Three-star offensive lineman Alex Anderson (New Orleans/O. Perry Walker) had a tough decision to make and no time to make it. Late Monday night, he knew, in his gut, that he was ready to choose.

Anderson backed out of his pledge to Arizona State and committed to Texas on Monday, becoming the 22nd member of new coach Charlie Strong’s class.

The 6-foot-3, 275-pound offensive guard will enroll early at Texas and said he’s hoping to be on campus for his first classes on Wednesday.

I'm coming in to play, and they dont have much depth and are in a predicament. I'll come in and be a high-impact player right off the bat.

-- OL Alex Anderson, after committing to Texas
The decision came after Anderson made back-to-back officials to Texas and ASU, a trip that began in Austin on Thursday and ended on Monday after two days at both schools.

What the decision came down to, he said, was family.

“I visited Arizona State, and the campus was outstanding.
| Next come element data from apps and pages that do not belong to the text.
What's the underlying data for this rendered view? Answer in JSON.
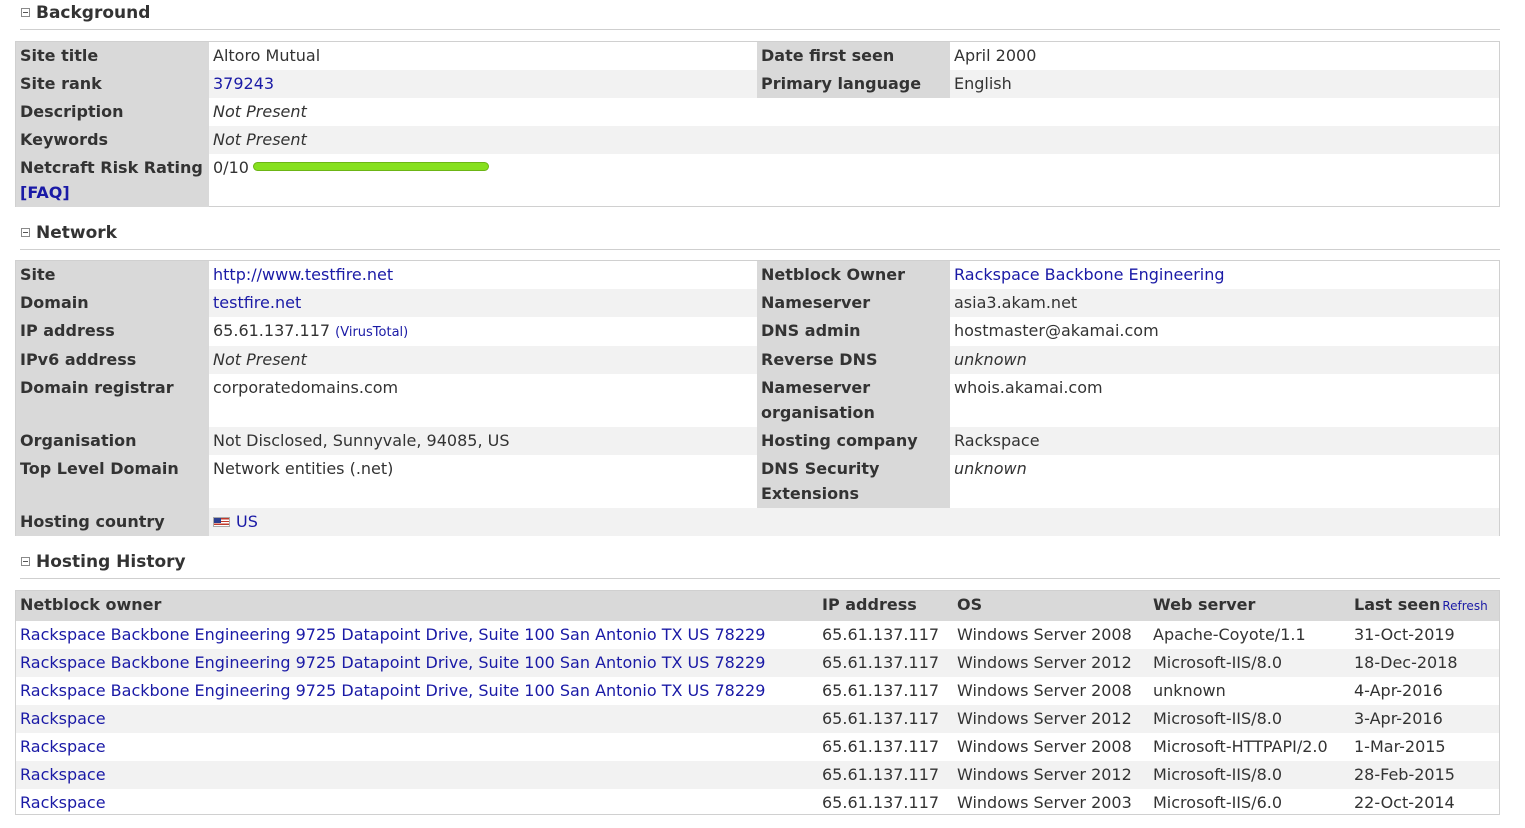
{
  "background": {
    "title": "Background",
    "site_title_label": "Site title",
    "site_title": "Altoro Mutual",
    "date_first_seen_label": "Date first seen",
    "date_first_seen": "April 2000",
    "site_rank_label": "Site rank",
    "site_rank": "379243",
    "primary_language_label": "Primary language",
    "primary_language": "English",
    "description_label": "Description",
    "description": "Not Present",
    "keywords_label": "Keywords",
    "keywords": "Not Present",
    "risk_label": "Netcraft Risk Rating",
    "risk_faq": "[FAQ]",
    "risk_value": "0/10",
    "risk_bar_fraction": 1.0,
    "risk_bar_color": "#86e01e"
  },
  "network": {
    "title": "Network",
    "site_label": "Site",
    "site": "http://www.testfire.net",
    "netblock_owner_label": "Netblock Owner",
    "netblock_owner": "Rackspace Backbone Engineering",
    "domain_label": "Domain",
    "domain": "testfire.net",
    "nameserver_label": "Nameserver",
    "nameserver": "asia3.akam.net",
    "ip_label": "IP address",
    "ip": "65.61.137.117",
    "virustotal_open": "(",
    "virustotal": "VirusTotal",
    "virustotal_close": ")",
    "dns_admin_label": "DNS admin",
    "dns_admin": "hostmaster@akamai.com",
    "ipv6_label": "IPv6 address",
    "ipv6": "Not Present",
    "reverse_dns_label": "Reverse DNS",
    "reverse_dns": "unknown",
    "registrar_label": "Domain registrar",
    "registrar": "corporatedomains.com",
    "ns_org_label": "Nameserver organisation",
    "ns_org": "whois.akamai.com",
    "organisation_label": "Organisation",
    "organisation": "Not Disclosed, Sunnyvale, 94085, US",
    "hosting_company_label": "Hosting company",
    "hosting_company": "Rackspace",
    "tld_label": "Top Level Domain",
    "tld": "Network entities (.net)",
    "dnssec_label": "DNS Security Extensions",
    "dnssec": "unknown",
    "hosting_country_label": "Hosting country",
    "hosting_country": "US"
  },
  "history": {
    "title": "Hosting History",
    "columns": {
      "owner": "Netblock owner",
      "ip": "IP address",
      "os": "OS",
      "server": "Web server",
      "last_seen": "Last seen",
      "refresh": "Refresh"
    },
    "rows": [
      {
        "owner": "Rackspace Backbone Engineering 9725 Datapoint Drive, Suite 100 San Antonio TX US 78229",
        "ip": "65.61.137.117",
        "os": "Windows Server 2008",
        "server": "Apache-Coyote/1.1",
        "last_seen": "31-Oct-2019"
      },
      {
        "owner": "Rackspace Backbone Engineering 9725 Datapoint Drive, Suite 100 San Antonio TX US 78229",
        "ip": "65.61.137.117",
        "os": "Windows Server 2012",
        "server": "Microsoft-IIS/8.0",
        "last_seen": "18-Dec-2018"
      },
      {
        "owner": "Rackspace Backbone Engineering 9725 Datapoint Drive, Suite 100 San Antonio TX US 78229",
        "ip": "65.61.137.117",
        "os": "Windows Server 2008",
        "server": "unknown",
        "last_seen": "4-Apr-2016"
      },
      {
        "owner": "Rackspace",
        "ip": "65.61.137.117",
        "os": "Windows Server 2012",
        "server": "Microsoft-IIS/8.0",
        "last_seen": "3-Apr-2016"
      },
      {
        "owner": "Rackspace",
        "ip": "65.61.137.117",
        "os": "Windows Server 2008",
        "server": "Microsoft-HTTPAPI/2.0",
        "last_seen": "1-Mar-2015"
      },
      {
        "owner": "Rackspace",
        "ip": "65.61.137.117",
        "os": "Windows Server 2012",
        "server": "Microsoft-IIS/8.0",
        "last_seen": "28-Feb-2015"
      },
      {
        "owner": "Rackspace",
        "ip": "65.61.137.117",
        "os": "Windows Server 2003",
        "server": "Microsoft-IIS/6.0",
        "last_seen": "22-Oct-2014"
      }
    ]
  }
}
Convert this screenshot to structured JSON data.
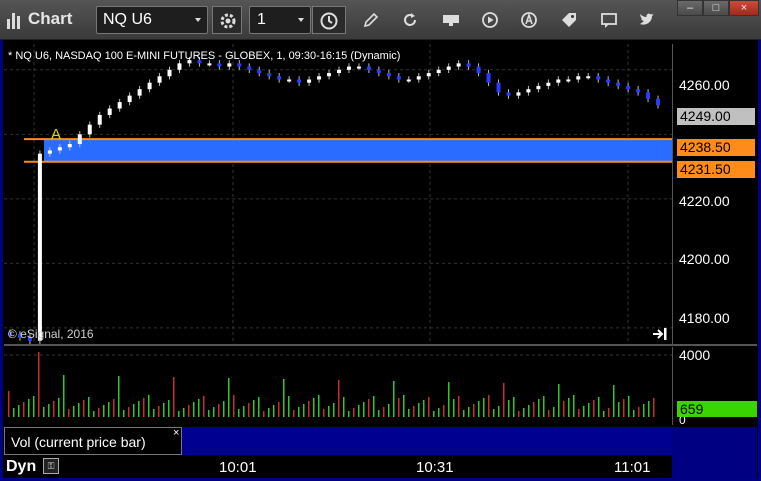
{
  "window": {
    "title": "Chart",
    "minimize": "–",
    "maximize": "□",
    "close": "×"
  },
  "toolbar": {
    "symbol": "NQ U6",
    "interval": "1",
    "icons": [
      "settings-icon",
      "clock-icon",
      "pencil-icon",
      "refresh-icon",
      "get-icon",
      "play-icon",
      "alert-icon",
      "tag-icon",
      "comment-icon",
      "twitter-icon"
    ]
  },
  "chart": {
    "header": "* NQ U6, NASDAQ 100 E-MINI FUTURES - GLOBEX, 1, 09:30-16:15 (Dynamic)",
    "copyright": "© eSignal, 2016",
    "annotation": "A",
    "price_ticks": [
      "4260.00",
      "4220.00",
      "4200.00",
      "4180.00"
    ],
    "last_price": "4249.00",
    "upper_line": "4238.50",
    "lower_line": "4231.50",
    "volume_tick_top": "4000",
    "volume_tick_zero": "0",
    "volume_last": "659",
    "study_label": "Vol (current price bar)",
    "study_close": "×",
    "time_labels": [
      "10:01",
      "10:31",
      "11:01"
    ],
    "mode_label": "Dyn",
    "colors": {
      "band": "#2a6cff",
      "band_border": "#ff8c1a",
      "up": "#ffffff",
      "down": "#2a3cff",
      "vol_up": "#2ec82e",
      "vol_down": "#c82e2e",
      "frame": "#000082"
    }
  },
  "chart_data": {
    "type": "bar",
    "subtype": "candlestick-with-volume",
    "ylim": [
      4175,
      4268
    ],
    "band": [
      4231.5,
      4238.5
    ],
    "close_series_approx": [
      4178,
      4177,
      4176,
      4234,
      4235,
      4236,
      4237,
      4240,
      4243,
      4246,
      4248,
      4250,
      4252,
      4254,
      4256,
      4258,
      4260,
      4262,
      4263,
      4262,
      4262,
      4261,
      4262,
      4261,
      4260,
      4259,
      4258,
      4257,
      4257,
      4256,
      4257,
      4258,
      4259,
      4260,
      4261,
      4261,
      4260,
      4259,
      4258,
      4257,
      4257,
      4258,
      4259,
      4260,
      4261,
      4262,
      4261,
      4259,
      4256,
      4253,
      4252,
      4253,
      4254,
      4255,
      4256,
      4257,
      4257,
      4258,
      4258,
      4257,
      4256,
      4255,
      4254,
      4253,
      4251,
      4249
    ],
    "volume_max_tick": 4000
  }
}
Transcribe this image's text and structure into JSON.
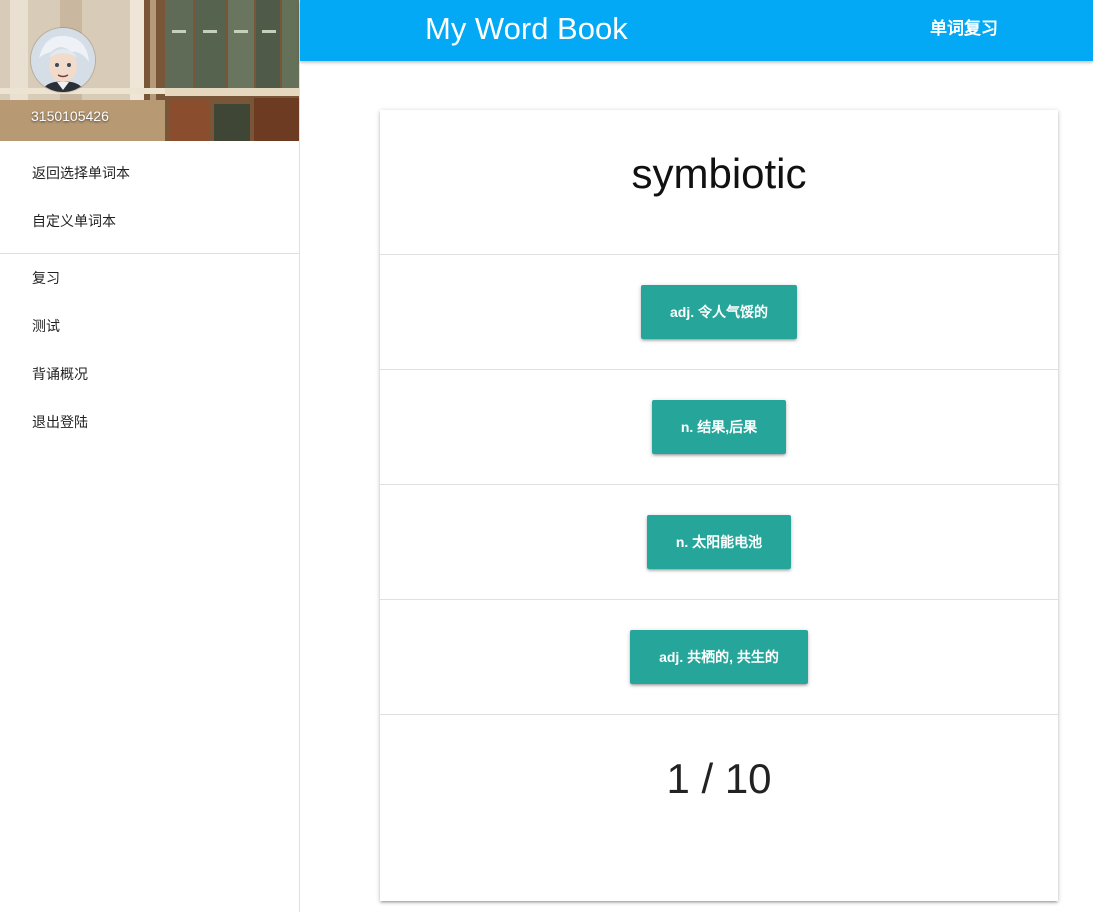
{
  "sidebar": {
    "user_id": "3150105426",
    "menu_primary": [
      {
        "label": "返回选择单词本"
      },
      {
        "label": "自定义单词本"
      }
    ],
    "menu_secondary": [
      {
        "label": "复习"
      },
      {
        "label": "测试"
      },
      {
        "label": "背诵概况"
      },
      {
        "label": "退出登陆"
      }
    ]
  },
  "header": {
    "brand": "My Word Book",
    "nav_link": "单词复习"
  },
  "quiz": {
    "word": "symbiotic",
    "options": [
      {
        "label": "adj. 令人气馁的"
      },
      {
        "label": "n. 结果,后果"
      },
      {
        "label": "n. 太阳能电池"
      },
      {
        "label": "adj. 共栖的, 共生的"
      }
    ],
    "progress": "1 / 10"
  },
  "colors": {
    "header_bg": "#03a9f4",
    "option_button_bg": "#26a69a"
  }
}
I really loved it and wanted to be there, but I had to see the reality of it,” Anderson said. “My family really couldn’t afford [visiting], and I didn’t feel too much at home. So that’s why I had to go in a different direction. I just really wanted to be close to home.”

Anderson had been committed to the Sun Devils since July but quietly reopened his recruitment recently, initially in the hopes of attending Oklahoma State. And then OSU offensive line coach Joe Wickline left to become the offensive coordinator and line coach at Texas.

While Anderson believed he was closing in on an offer from the previous Longhorn staff, the new one made it clear right away that he was a priority.

“When Coach Strong and Coach Wickline came in, they threw me an offer the first day they were there,” Anderson said.

Landing Anderson was crucial for a Texas class that has only one other lineman, four-star center Terrell Cuney (Jasper, Texas/Jasper).

Both of Texas’ starting offensive guards, Trey Hopkins and Mason Walters, are graduating. There’s opportunity to play right away, and Anderson likes his chances.

“I’m coming in to play, and they don’t have much depth and are in a predicament,” he said. “I’ll come in and be a high-impact player right off the bat.”

He never would’ve guessed a few weeks ago that he’d end up at Texas, that’s for sure. When Wickline joined the Longhorns, Anderson knew he had to reconsider things and take a visit. He likes Wickline’s intensity, and he was wowed by the impression Strong made during the official visit.

“He’s a disciplined coach,” Anderson said. “He’s not going to expect nothing but greatness from you. I like that. He wants you to be the best, and he’ll push you to be the best. That’s a program I want to be a part of. I feel like the old Texas is about to be back in effect.”

Anderson will be Texas’ third early enrollee in the 2014 class after tight end Blake Whiteley and linebacker Andrew Beck enrolled last week.

Texas coaches back on the road recruiting 

January, 16, 2014
Jan 16
1:00
PM CT
The dead period is over and it’s time to hit the road. Charlie Strong has his new coaching staff in place and is ready to get back to work on closing out Texas’ recruiting class.

The Longhorns currently have 21 committed prospects, though several are looking to take official visits elsewhere this month. There are big-time recruits still available. And don’t forget the new names who are sure to pop up on Texas’ radar in the next few weeks.

Here’s a rundown of where things stand and what names you should know entering the end of the dead period.

Solid commitments


To continue reading this article you must be an Insider

SPONSORED HEADLINES